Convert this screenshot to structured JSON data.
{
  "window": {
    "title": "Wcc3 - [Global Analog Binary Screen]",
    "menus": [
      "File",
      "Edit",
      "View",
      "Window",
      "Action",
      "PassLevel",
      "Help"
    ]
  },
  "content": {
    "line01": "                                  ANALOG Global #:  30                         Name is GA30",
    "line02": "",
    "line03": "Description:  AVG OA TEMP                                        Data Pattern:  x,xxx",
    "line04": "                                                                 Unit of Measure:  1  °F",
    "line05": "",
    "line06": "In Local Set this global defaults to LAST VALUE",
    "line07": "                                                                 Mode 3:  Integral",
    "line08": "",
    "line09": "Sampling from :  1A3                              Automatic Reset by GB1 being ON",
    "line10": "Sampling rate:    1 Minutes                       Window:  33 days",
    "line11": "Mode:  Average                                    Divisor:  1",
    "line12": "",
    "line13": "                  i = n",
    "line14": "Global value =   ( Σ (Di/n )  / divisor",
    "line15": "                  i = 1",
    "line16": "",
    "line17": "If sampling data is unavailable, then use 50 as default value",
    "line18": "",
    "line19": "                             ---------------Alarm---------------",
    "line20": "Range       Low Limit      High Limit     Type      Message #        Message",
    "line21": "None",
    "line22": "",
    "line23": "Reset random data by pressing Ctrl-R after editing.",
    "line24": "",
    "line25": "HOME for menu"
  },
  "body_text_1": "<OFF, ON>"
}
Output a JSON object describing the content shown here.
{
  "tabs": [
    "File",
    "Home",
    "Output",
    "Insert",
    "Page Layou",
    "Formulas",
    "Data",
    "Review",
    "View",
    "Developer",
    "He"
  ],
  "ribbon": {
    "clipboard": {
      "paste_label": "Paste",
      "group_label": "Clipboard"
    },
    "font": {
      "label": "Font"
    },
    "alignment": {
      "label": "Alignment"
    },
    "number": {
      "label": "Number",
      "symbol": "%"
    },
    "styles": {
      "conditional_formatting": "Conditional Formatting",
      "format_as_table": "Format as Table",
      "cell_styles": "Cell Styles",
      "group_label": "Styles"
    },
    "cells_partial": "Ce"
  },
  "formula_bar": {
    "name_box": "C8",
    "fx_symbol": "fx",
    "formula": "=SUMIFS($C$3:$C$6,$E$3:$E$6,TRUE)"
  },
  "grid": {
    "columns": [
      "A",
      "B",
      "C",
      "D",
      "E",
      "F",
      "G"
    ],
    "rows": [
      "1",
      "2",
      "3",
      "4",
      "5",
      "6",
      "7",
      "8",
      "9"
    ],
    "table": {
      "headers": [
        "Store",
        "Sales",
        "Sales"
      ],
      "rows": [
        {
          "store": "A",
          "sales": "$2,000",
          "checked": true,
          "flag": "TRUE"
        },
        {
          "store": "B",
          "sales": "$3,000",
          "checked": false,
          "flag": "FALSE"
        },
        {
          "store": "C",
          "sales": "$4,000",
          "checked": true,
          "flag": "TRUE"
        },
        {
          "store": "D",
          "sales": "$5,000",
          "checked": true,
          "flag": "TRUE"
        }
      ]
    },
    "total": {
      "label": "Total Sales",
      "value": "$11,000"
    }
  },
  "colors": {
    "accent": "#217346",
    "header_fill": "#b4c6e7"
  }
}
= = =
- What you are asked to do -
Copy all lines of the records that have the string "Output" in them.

- Response below -
Output a JSON object describing the content shown here.
    "Output",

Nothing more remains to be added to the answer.